“Typically, when we see a lot of cyanobacteria in freshwater, we think of harmful algal blooms that impact water quality,” Hamilton said.
Reservoirs near the temple and palace likely would have been impressive landmarks, much like the reflecting pool at the National Mall is today.
“It would have been a magnificent sight to see these brightly painted buildings reflected off the surface of these reservoirs,” said co-author Nicholas Dunning, head of geography in UC’s College of Arts and Sciences.
“The Maya rulers conferred to themselves, among other things, the attribute of being able to control water. They had a special relationship to the rain gods,” Dunning said. “So the reservoir would have been a pretty potent symbol.”
UC’s Tankersley said one popular pigment used on plaster walls and in ceremonial burials was derived from cinnabar, a red-colored mineral composed of mercury sulfide that the Maya mined from a nearby volcanic feature known as the Todos Santos Formation.
A close examination of the reservoir sediment using a technique called energy dispersive X-ray fluorescence spectrometry found that mercury did not leach into the water from the underlying bedrock.

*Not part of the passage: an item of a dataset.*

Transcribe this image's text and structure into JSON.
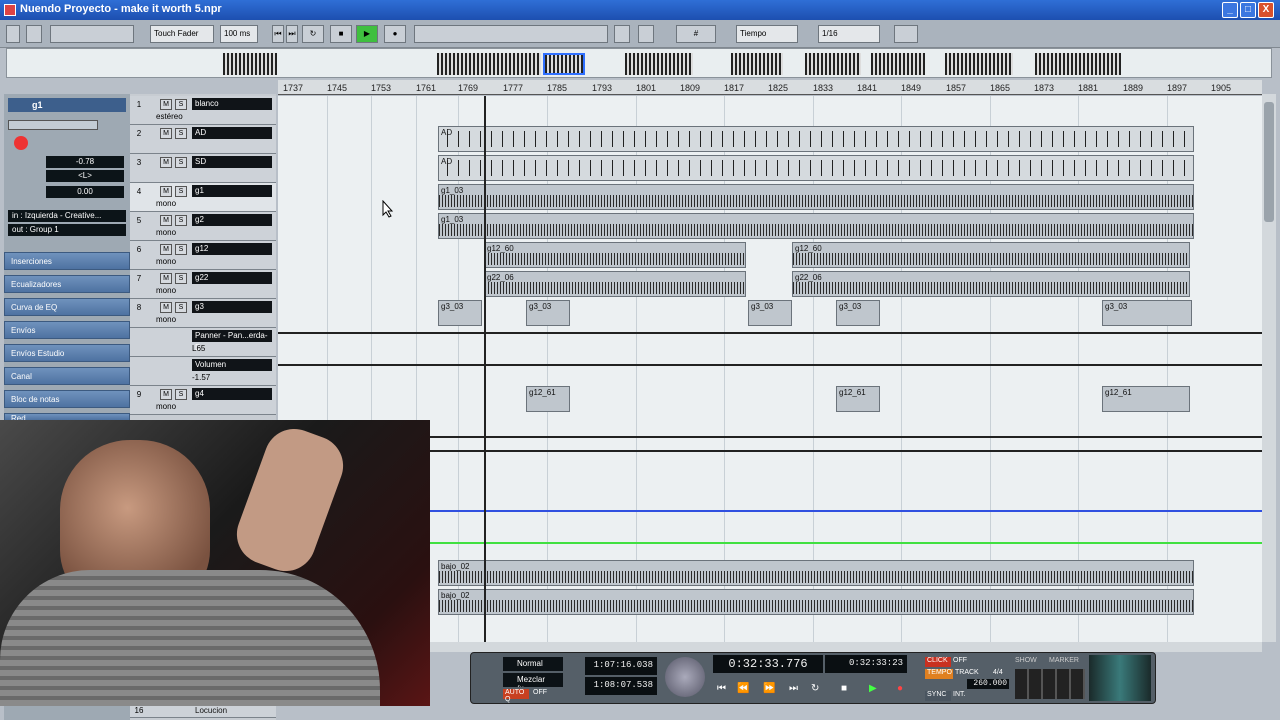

Likewise, Tankersley said, UC ruled out another potential source of mercury — volcanic ash that fell across Central America during the frequent eruptions. The absence of mercury in other nearby reservoirs where ash would have fallen ruled out volcanoes as the culprit.
Instead, Tankersley said, people were to blame.

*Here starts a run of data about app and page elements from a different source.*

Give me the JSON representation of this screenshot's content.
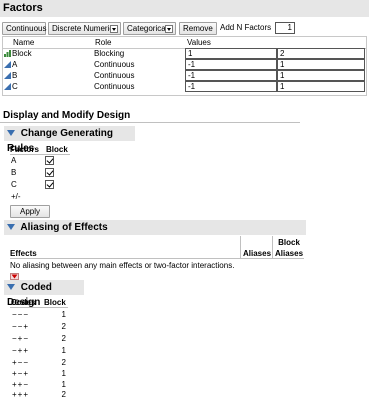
{
  "factors": {
    "title": "Factors",
    "buttons": {
      "continuous": "Continuous",
      "discrete_numeric": "Discrete Numeric",
      "categorical": "Categorical",
      "remove": "Remove",
      "add_n_label": "Add N Factors",
      "add_n_value": "1"
    },
    "columns": {
      "name": "Name",
      "role": "Role",
      "values": "Values"
    },
    "rows": [
      {
        "name": "Block",
        "role": "Blocking",
        "v1": "1",
        "v2": "2"
      },
      {
        "name": "A",
        "role": "Continuous",
        "v1": "-1",
        "v2": "1"
      },
      {
        "name": "B",
        "role": "Continuous",
        "v1": "-1",
        "v2": "1"
      },
      {
        "name": "C",
        "role": "Continuous",
        "v1": "-1",
        "v2": "1"
      }
    ]
  },
  "display": {
    "title": "Display and Modify Design"
  },
  "gen_rules": {
    "title": "Change Generating Rules",
    "col_factors": "Factors",
    "col_block": "Block",
    "rows": [
      "A",
      "B",
      "C"
    ],
    "plusminus": "+/-",
    "apply": "Apply"
  },
  "aliasing": {
    "title": "Aliasing of Effects",
    "col_effects": "Effects",
    "col_aliases": "Aliases",
    "col_block_aliases_1": "Block",
    "col_block_aliases_2": "Aliases",
    "message": "No aliasing between any main effects or two-factor interactions."
  },
  "coded": {
    "title": "Coded Design",
    "col_codes": "Codes",
    "col_block": "Block",
    "rows": [
      {
        "code": "−−−",
        "block": "1"
      },
      {
        "code": "−−+",
        "block": "2"
      },
      {
        "code": "−+−",
        "block": "2"
      },
      {
        "code": "−++",
        "block": "1"
      },
      {
        "code": "+−−",
        "block": "2"
      },
      {
        "code": "+−+",
        "block": "1"
      },
      {
        "code": "++−",
        "block": "1"
      },
      {
        "code": "+++",
        "block": "2"
      }
    ]
  },
  "colors": {
    "section_bg": "#e6e6e6",
    "triangle": "#3a6fb0",
    "red_triangle": "#cc0000"
  },
  "icons": [
    "disclosure-triangle-icon",
    "blocking-factor-icon",
    "continuous-factor-icon",
    "red-triangle-menu-icon",
    "checkmark-icon"
  ]
}
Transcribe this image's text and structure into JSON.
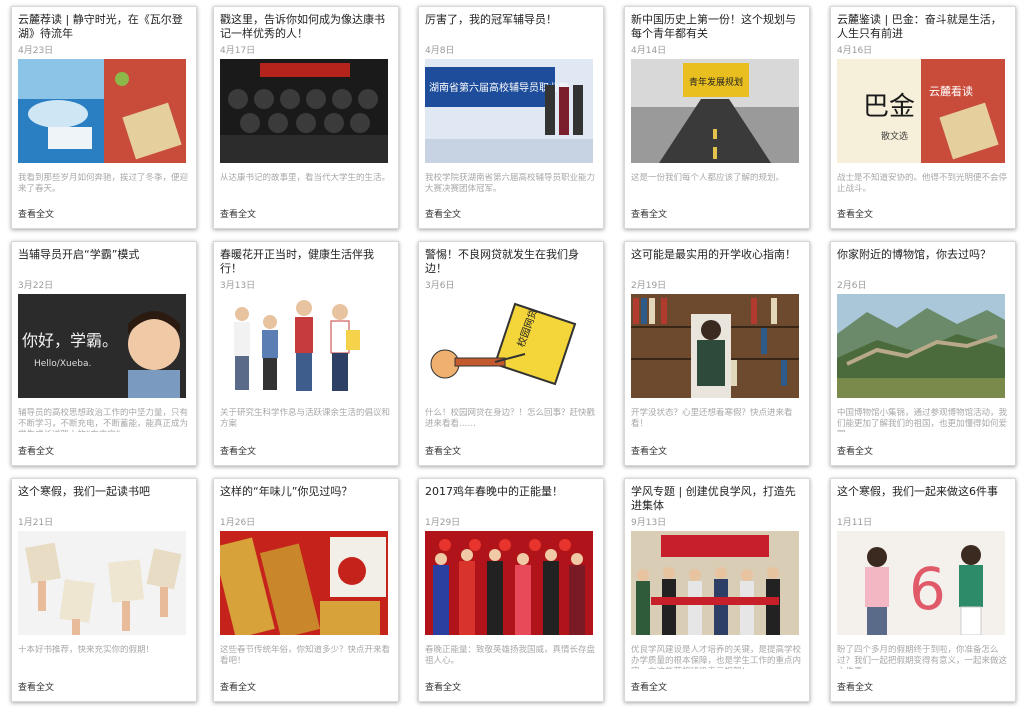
{
  "cards": [
    {
      "title": "云麓荐读 | 静守时光，在《瓦尔登湖》待流年",
      "date": "4月23日",
      "summary": "我看到那些岁月如何奔驰，挨过了冬季，便迎来了春天。",
      "more": "查看全文",
      "image": "walden-book-cover"
    },
    {
      "title": "戳这里，告诉你如何成为像达康书记一样优秀的人！",
      "date": "4月17日",
      "summary": "从达康书记的故事里，看当代大学生的生活。",
      "more": "查看全文",
      "image": "tv-drama-poster"
    },
    {
      "title": "厉害了，我的冠军辅导员！",
      "date": "4月8日",
      "summary": "我校学院获湖南省第六届高校辅导员职业能力大赛决赛团体冠军。",
      "more": "查看全文",
      "image": "award-ceremony",
      "banner": "湖南省第六届高校辅导员职业能"
    },
    {
      "title": "新中国历史上第一份！这个规划与每个青年都有关",
      "date": "4月14日",
      "summary": "这是一份我们每个人都应该了解的规划。",
      "more": "查看全文",
      "image": "youth-plan-road",
      "banner": "青年发展规划"
    },
    {
      "title": "云麓鉴读 | 巴金：奋斗就是生活，人生只有前进",
      "date": "4月16日",
      "summary": "战士是不知道安协的。他得不到光明便不会停止战斗。",
      "more": "查看全文",
      "image": "bajin-book-cover",
      "book_title": "巴金",
      "book_sub": "散文选",
      "logo": "云麓看读"
    },
    {
      "title": "当辅导员开启“学霸”模式",
      "date": "3月22日",
      "summary": "辅导员的高校思想政治工作的中坚力量，只有不断学习，不断充电，不断蓄能，能真正成为学生成长道路上的“充电宝”。",
      "more": "查看全文",
      "image": "xueba-boy",
      "chalk_text": "你好，学霸。",
      "chalk_sub": "Hello/Xueba."
    },
    {
      "title": "春暖花开正当时，健康生活伴我行！",
      "date": "3月13日",
      "summary": "关于研究生科学作息与活跃课余生活的倡议和方案",
      "more": "查看全文",
      "image": "students-group"
    },
    {
      "title": "警惕！不良网贷就发生在我们身边！",
      "date": "3月6日",
      "summary": "什么！校园网贷在身边？！怎么回事？赶快戳进来看看……",
      "more": "查看全文",
      "image": "campus-loan-cartoon",
      "sign_text": "校园网贷"
    },
    {
      "title": "这可能是最实用的开学收心指南！",
      "date": "2月19日",
      "summary": "开学没状态？心里还想着寒假？快点进来看看！",
      "more": "查看全文",
      "image": "library-reading"
    },
    {
      "title": "你家附近的博物馆，你去过吗？",
      "date": "2月6日",
      "summary": "中国博物馆小集锦，通过参观博物馆活动，我们能更加了解我们的祖国，也更加懂得如何爱国。",
      "more": "查看全文",
      "image": "great-wall"
    },
    {
      "title": "这个寒假，我们一起读书吧",
      "date": "1月21日",
      "summary": "十本好书推荐，快来充实你的假期！",
      "more": "查看全文",
      "image": "hands-books"
    },
    {
      "title": "这样的“年味儿”你见过吗？",
      "date": "1月26日",
      "summary": "这些春节传统年俗，你知道多少？快点开来看看吧！",
      "more": "查看全文",
      "image": "spring-couplets"
    },
    {
      "title": "2017鸡年春晚中的正能量！",
      "date": "1月29日",
      "summary": "春晚正能量：致敬英雄扬我国威，真情长存盘祖人心。",
      "more": "查看全文",
      "image": "gala-stage"
    },
    {
      "title": "学风专题 | 创建优良学风，打造先进集体",
      "date": "9月13日",
      "summary": "优良学风建设是人才培养的关键，是提高学校办学质量的根本保障，也是学生工作的重点内容。向这些获奖班级表示祝贺！",
      "more": "查看全文",
      "image": "award-group"
    },
    {
      "title": "这个寒假，我们一起来做这6件事",
      "date": "1月11日",
      "summary": "盼了四个多月的假期终于到啦，你准备怎么过？我们一起把假期变得有意义，一起来做这六件事",
      "more": "查看全文",
      "image": "six-things",
      "big_number": "6"
    }
  ]
}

“That means the mercury has to be anthropogenic,” Tankersley said.
With its bright red color, cinnabar was commonly used as a paint or pigment across Central America at the time.
“Color was important in the ancient Maya world. They used it in their murals. They painted the plaster red. They used it in burials and combined it with iron oxide to get different shades,” Tankersley said.

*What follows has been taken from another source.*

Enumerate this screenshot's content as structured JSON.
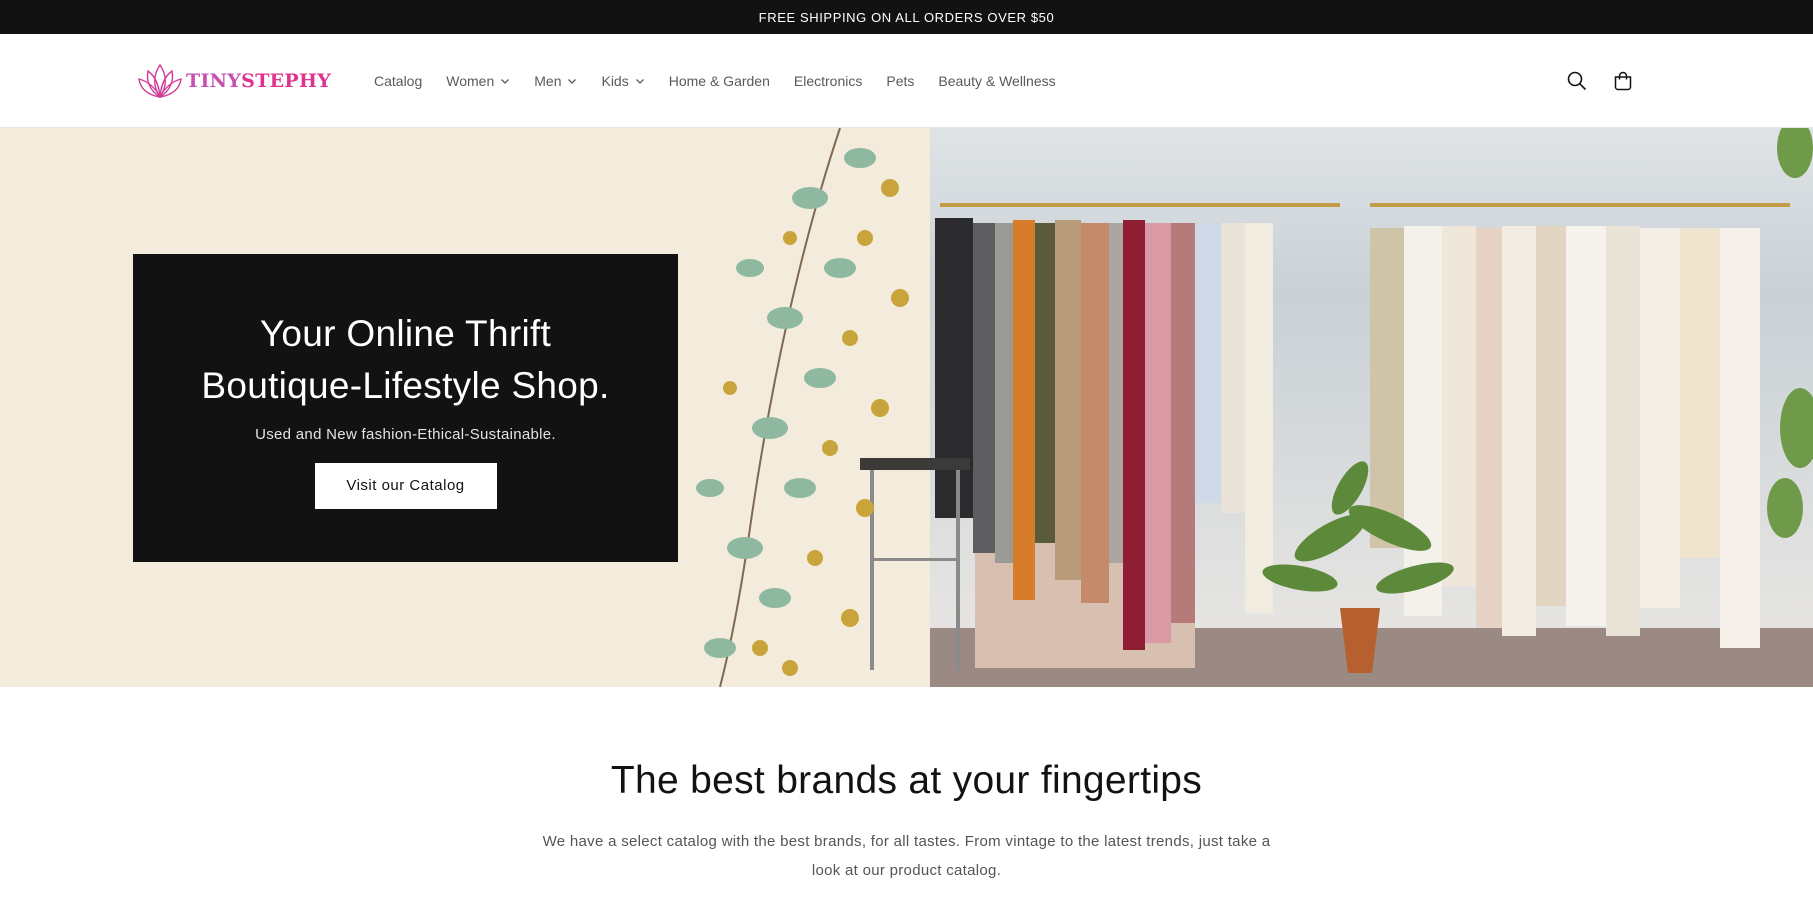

“We were able to find a mineral fingerprint that showed beyond a reasonable doubt that the mercury in the water originated from cinnabar,” he said.
Tankersley said ancient Maya cities such as Tikal continue to captivate researchers because of the ingenuity, cooperation and sophistication required to thrive in this tropical land of extremes.
“When I look at the ancient Maya, I see a very sophisticated people with a very rich culture,” Tankersley said.
UC’s team is planning to return to the Yucatan Peninsula to pursue more answers about this remarkable period of human civilization.
Featured image at top: UC researchers Nicholas Dunning, left, Vernon Scarborough and David Lentz set up equipment to take sediment samples during their field research at Tikal. Photo/Liwy Grazioso Sierra
Impact Lives Here
The University of Cincinnati is leading public urban universities into a new era of innovation and impact. Our faculty, staff and students are saving lives, changing outcomes and bending the future in our city's direction. Next Lives Here.
Stay up on all UC's COVID-19 stories, read more #UCtheGood content, or take a UC virtual visit and begin picturing yourself at an institution that inspires incredible stories.
Local 12: UC startup gains approval for trials
May 30, 2023
A startup founded by four University of Cincinnati physicians gained FDA approval to move forward with clinical trials for its portable system that can detect brain injuries, Local 12 reported.
UC co-op student delves into digital complexities of operations...
May 26, 2023
Raised in the Queen City, Joel Engelhardt began college out of state but returned in 2022 to study in the University of Cincinnati’s Carl H. Lindner College of Business. At a Cincinnati Innovation District (CID) career fair, Engelhardt met Jesse Lawrence, director of partner success at the UC 1819 Innovation Hub. While serving as a co-op student this spring, Engelhardt had the chance to blend his skills in operations management, research and software development to create customized solutions for strategic partners.
Business Courier: UC prepares to open new Clifton Court Hall
May 25, 2023
The University of Cincinnati is putting the finishing touches on its $93 million Clifton Court Hall, which will serve students, faculty and staff in UC's College of Arts and Sciences.